## TASK PROMPT:
From the first entry to the last, restate everything word for word and exclude pictures.
[[ INPUT MATERIAL open ]]
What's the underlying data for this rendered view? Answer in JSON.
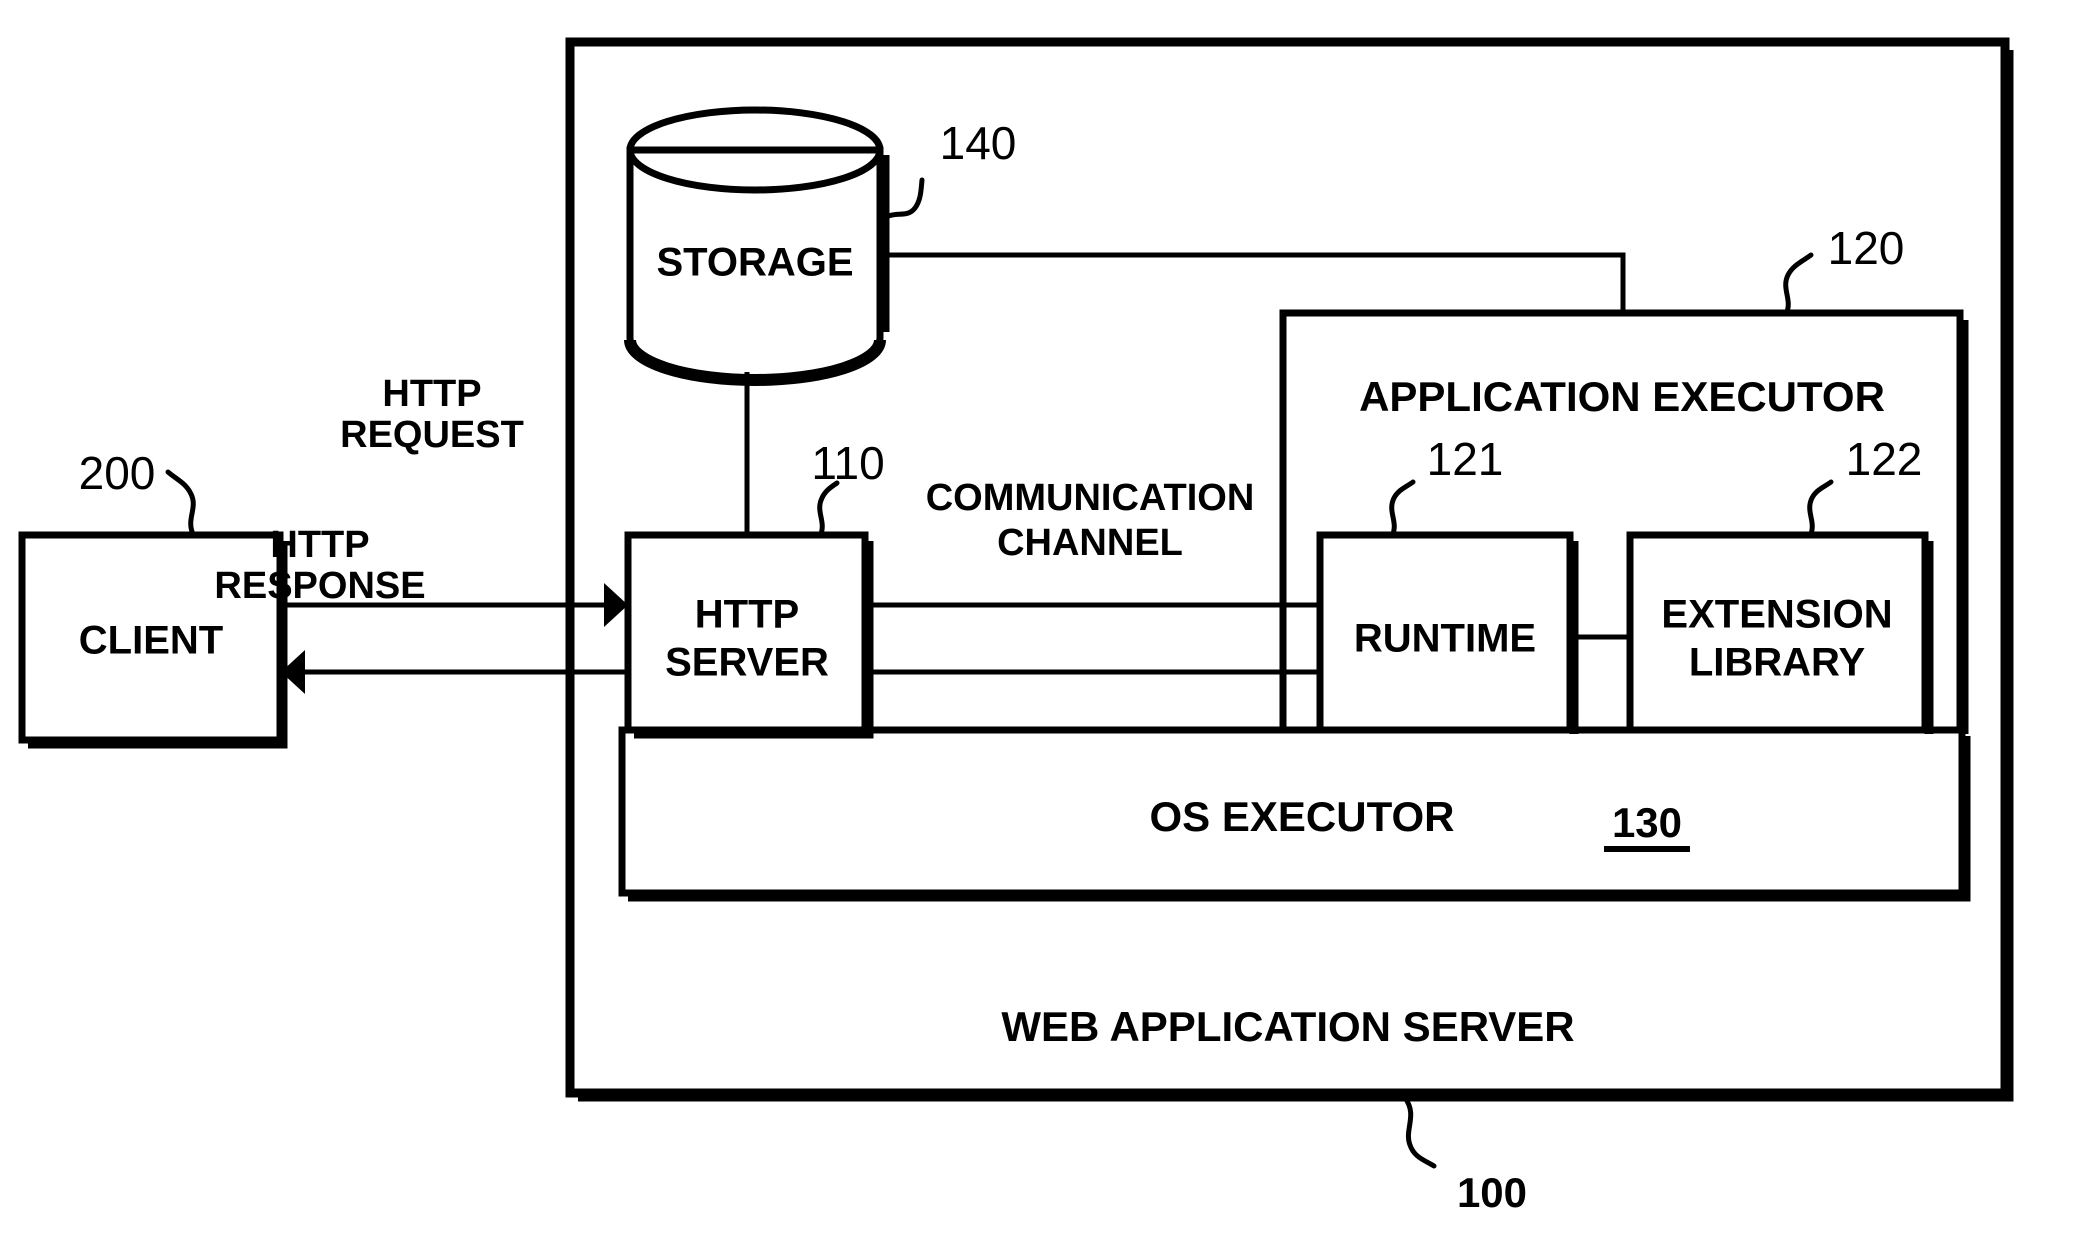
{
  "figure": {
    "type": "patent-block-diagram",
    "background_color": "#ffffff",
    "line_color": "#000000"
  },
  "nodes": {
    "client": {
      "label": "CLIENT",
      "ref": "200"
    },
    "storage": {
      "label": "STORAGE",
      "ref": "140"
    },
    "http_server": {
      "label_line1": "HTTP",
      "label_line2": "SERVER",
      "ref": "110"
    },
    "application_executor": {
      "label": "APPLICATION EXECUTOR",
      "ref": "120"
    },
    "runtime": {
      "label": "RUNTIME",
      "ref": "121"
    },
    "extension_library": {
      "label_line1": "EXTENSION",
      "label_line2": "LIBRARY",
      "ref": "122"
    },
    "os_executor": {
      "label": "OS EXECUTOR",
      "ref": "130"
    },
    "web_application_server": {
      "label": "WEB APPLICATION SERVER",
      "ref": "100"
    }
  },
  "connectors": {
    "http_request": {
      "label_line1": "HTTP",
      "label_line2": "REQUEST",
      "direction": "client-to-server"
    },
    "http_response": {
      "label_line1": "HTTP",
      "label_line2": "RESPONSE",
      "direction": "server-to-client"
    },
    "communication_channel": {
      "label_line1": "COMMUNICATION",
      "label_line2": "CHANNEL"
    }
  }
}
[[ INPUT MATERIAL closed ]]
## EXERCISE RESPONSE:
What's the underlying data for this rendered view? Answer in JSON.
{
  "figure": {
    "type": "patent-block-diagram",
    "background_color": "#ffffff",
    "line_color": "#000000"
  },
  "nodes": {
    "client": {
      "label": "CLIENT",
      "ref": "200"
    },
    "storage": {
      "label": "STORAGE",
      "ref": "140"
    },
    "http_server": {
      "label_line1": "HTTP",
      "label_line2": "SERVER",
      "ref": "110"
    },
    "application_executor": {
      "label": "APPLICATION EXECUTOR",
      "ref": "120"
    },
    "runtime": {
      "label": "RUNTIME",
      "ref": "121"
    },
    "extension_library": {
      "label_line1": "EXTENSION",
      "label_line2": "LIBRARY",
      "ref": "122"
    },
    "os_executor": {
      "label": "OS EXECUTOR",
      "ref": "130"
    },
    "web_application_server": {
      "label": "WEB APPLICATION SERVER",
      "ref": "100"
    }
  },
  "connectors": {
    "http_request": {
      "label_line1": "HTTP",
      "label_line2": "REQUEST",
      "direction": "client-to-server"
    },
    "http_response": {
      "label_line1": "HTTP",
      "label_line2": "RESPONSE",
      "direction": "server-to-client"
    },
    "communication_channel": {
      "label_line1": "COMMUNICATION",
      "label_line2": "CHANNEL"
    }
  }
}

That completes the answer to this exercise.